— Work item —
What you return should be each line of the data containing the string "likes".

Website and app data records:
- - -

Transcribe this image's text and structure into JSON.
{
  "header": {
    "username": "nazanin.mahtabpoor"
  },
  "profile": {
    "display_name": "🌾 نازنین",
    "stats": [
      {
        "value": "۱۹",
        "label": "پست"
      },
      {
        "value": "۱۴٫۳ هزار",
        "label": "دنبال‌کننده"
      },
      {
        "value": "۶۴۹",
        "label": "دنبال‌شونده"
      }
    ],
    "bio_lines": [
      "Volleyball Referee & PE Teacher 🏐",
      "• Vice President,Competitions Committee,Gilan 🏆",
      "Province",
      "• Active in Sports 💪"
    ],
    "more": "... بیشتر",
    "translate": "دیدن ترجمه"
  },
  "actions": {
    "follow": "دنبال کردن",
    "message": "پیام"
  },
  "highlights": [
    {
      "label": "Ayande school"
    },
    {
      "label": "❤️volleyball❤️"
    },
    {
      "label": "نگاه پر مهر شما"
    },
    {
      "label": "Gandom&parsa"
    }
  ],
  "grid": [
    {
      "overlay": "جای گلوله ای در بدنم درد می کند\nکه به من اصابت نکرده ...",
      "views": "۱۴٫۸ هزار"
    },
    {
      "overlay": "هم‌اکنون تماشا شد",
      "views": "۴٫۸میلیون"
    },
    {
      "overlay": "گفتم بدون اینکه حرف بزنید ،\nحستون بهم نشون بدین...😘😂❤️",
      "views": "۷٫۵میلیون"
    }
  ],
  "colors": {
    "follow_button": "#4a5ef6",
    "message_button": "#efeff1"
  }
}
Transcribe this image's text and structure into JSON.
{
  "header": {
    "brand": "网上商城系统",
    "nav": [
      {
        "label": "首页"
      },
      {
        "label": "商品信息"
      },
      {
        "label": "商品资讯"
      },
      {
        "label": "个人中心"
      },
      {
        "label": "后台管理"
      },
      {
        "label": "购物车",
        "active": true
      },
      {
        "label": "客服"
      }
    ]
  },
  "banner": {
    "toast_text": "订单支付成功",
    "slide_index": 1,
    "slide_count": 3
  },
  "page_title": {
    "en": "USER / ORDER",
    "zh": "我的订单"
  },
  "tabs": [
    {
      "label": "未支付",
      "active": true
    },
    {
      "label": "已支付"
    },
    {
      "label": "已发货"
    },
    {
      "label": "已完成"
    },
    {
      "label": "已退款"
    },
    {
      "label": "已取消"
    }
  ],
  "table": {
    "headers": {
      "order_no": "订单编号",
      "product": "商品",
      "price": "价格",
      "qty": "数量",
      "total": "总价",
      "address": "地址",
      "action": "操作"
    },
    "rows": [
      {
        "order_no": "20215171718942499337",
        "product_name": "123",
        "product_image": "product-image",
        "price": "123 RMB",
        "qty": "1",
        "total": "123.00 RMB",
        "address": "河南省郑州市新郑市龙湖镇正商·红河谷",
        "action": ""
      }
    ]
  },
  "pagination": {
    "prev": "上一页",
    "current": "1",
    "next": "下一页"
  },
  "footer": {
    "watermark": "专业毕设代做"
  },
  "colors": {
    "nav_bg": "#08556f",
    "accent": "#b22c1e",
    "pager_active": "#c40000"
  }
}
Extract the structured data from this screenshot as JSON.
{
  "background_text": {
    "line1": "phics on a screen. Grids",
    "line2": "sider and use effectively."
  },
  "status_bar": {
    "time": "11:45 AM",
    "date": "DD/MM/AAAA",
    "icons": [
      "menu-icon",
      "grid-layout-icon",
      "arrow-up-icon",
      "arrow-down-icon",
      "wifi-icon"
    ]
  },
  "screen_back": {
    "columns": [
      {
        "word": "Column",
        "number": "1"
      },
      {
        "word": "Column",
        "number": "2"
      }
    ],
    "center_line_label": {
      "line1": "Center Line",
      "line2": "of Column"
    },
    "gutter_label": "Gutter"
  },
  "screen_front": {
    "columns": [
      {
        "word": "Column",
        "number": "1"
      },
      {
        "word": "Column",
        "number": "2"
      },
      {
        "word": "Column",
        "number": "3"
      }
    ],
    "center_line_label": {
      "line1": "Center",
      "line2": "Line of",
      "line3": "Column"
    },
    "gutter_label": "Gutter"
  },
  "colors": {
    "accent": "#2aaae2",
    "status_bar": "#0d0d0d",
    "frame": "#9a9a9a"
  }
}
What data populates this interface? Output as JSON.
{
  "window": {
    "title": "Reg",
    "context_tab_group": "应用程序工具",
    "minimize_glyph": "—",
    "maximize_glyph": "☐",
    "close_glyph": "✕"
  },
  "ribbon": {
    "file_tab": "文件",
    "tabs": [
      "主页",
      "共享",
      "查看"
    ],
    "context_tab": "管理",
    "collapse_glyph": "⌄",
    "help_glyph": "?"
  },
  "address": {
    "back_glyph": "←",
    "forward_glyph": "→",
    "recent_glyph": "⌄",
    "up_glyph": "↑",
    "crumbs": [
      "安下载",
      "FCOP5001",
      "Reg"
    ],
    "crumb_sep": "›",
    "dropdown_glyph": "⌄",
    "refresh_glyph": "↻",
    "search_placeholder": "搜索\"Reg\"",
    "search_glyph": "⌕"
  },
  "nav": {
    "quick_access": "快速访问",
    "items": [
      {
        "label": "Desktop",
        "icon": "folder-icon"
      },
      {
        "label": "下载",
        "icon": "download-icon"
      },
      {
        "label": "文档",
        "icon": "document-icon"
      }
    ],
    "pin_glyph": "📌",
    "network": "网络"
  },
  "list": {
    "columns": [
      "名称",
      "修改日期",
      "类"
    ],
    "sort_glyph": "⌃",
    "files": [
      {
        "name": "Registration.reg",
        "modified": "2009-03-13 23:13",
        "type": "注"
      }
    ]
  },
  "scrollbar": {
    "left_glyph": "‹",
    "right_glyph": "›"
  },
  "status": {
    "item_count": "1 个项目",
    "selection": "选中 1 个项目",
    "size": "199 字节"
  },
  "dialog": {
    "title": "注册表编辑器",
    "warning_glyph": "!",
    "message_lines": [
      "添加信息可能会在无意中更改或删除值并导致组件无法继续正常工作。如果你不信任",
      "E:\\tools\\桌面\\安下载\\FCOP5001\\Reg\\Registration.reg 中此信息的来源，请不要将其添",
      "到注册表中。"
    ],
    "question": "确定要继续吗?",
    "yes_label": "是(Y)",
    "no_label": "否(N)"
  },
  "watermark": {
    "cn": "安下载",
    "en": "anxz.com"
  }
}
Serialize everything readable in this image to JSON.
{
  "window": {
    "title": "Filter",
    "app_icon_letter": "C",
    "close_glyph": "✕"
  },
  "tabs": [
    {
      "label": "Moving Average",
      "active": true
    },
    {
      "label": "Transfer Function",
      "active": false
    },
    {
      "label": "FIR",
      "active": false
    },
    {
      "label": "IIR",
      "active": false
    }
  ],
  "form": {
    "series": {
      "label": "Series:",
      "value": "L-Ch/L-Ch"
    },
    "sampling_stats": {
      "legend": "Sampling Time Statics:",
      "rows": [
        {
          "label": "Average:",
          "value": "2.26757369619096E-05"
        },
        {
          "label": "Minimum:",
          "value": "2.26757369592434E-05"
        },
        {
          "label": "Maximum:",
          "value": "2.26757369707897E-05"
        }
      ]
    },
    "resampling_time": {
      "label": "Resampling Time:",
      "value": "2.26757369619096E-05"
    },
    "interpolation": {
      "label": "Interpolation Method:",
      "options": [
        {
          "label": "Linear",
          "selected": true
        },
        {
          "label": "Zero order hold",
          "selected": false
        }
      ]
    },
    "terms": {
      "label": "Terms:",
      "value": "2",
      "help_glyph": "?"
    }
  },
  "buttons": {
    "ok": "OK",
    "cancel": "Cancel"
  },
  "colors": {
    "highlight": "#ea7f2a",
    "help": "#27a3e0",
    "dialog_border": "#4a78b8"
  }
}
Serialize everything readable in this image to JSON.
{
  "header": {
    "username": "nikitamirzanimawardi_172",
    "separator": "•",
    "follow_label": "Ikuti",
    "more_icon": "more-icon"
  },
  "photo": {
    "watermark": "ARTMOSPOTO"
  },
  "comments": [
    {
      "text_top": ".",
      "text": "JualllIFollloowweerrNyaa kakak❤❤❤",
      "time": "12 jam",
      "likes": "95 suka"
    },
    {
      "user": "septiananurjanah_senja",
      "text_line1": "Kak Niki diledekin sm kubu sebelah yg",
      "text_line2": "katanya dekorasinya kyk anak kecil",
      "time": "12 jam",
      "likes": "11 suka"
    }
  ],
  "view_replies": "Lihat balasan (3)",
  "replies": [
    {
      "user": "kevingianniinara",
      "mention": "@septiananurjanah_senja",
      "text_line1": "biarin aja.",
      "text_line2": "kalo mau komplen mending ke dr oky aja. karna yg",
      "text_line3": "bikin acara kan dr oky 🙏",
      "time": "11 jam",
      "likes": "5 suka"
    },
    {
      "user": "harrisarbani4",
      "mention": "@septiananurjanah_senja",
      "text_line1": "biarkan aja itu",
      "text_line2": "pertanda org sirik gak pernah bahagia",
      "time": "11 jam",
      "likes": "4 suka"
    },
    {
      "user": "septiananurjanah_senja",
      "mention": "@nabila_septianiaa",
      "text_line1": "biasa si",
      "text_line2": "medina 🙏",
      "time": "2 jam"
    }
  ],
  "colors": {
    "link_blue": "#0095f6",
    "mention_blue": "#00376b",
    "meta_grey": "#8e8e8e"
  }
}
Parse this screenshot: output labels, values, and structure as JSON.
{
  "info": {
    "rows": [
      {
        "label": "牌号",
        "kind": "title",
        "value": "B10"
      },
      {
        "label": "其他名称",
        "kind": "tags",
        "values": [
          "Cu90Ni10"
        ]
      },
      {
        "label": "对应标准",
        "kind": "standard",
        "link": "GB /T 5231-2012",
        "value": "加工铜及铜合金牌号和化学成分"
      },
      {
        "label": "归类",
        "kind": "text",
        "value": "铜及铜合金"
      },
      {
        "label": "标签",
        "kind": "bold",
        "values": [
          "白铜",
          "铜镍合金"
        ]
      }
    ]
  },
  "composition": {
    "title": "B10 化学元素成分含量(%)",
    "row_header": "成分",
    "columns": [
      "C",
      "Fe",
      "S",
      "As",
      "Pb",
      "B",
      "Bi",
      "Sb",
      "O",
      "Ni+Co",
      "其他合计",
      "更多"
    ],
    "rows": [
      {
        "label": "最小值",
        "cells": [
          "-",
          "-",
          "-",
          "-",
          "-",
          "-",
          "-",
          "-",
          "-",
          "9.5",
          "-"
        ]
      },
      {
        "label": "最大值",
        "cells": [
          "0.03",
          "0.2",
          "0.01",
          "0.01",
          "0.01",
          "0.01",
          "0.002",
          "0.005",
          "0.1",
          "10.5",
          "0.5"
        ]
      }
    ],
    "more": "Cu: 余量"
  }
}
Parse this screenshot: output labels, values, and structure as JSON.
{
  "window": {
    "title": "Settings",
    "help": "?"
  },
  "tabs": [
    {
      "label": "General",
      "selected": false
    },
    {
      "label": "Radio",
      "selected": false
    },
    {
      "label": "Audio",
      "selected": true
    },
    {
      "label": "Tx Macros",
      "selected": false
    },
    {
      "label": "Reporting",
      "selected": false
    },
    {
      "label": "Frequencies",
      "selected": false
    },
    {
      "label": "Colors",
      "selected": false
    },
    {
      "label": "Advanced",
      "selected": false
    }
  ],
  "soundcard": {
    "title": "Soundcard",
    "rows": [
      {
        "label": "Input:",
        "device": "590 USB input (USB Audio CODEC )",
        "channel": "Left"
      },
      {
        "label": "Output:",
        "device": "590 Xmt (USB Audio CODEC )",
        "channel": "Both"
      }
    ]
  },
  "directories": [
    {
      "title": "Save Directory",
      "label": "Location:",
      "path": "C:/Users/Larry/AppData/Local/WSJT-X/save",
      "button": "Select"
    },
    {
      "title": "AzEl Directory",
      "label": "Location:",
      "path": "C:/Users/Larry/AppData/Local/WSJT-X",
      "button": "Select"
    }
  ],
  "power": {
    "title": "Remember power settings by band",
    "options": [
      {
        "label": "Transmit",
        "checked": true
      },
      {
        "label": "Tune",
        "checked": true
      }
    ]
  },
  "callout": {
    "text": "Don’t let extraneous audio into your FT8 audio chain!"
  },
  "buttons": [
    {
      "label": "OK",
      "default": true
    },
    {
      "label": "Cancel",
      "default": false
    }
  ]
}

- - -

— Your response —
      "likes": "95 suka"
      "likes": "11 suka"
      "likes": "5 suka"
      "likes": "4 suka"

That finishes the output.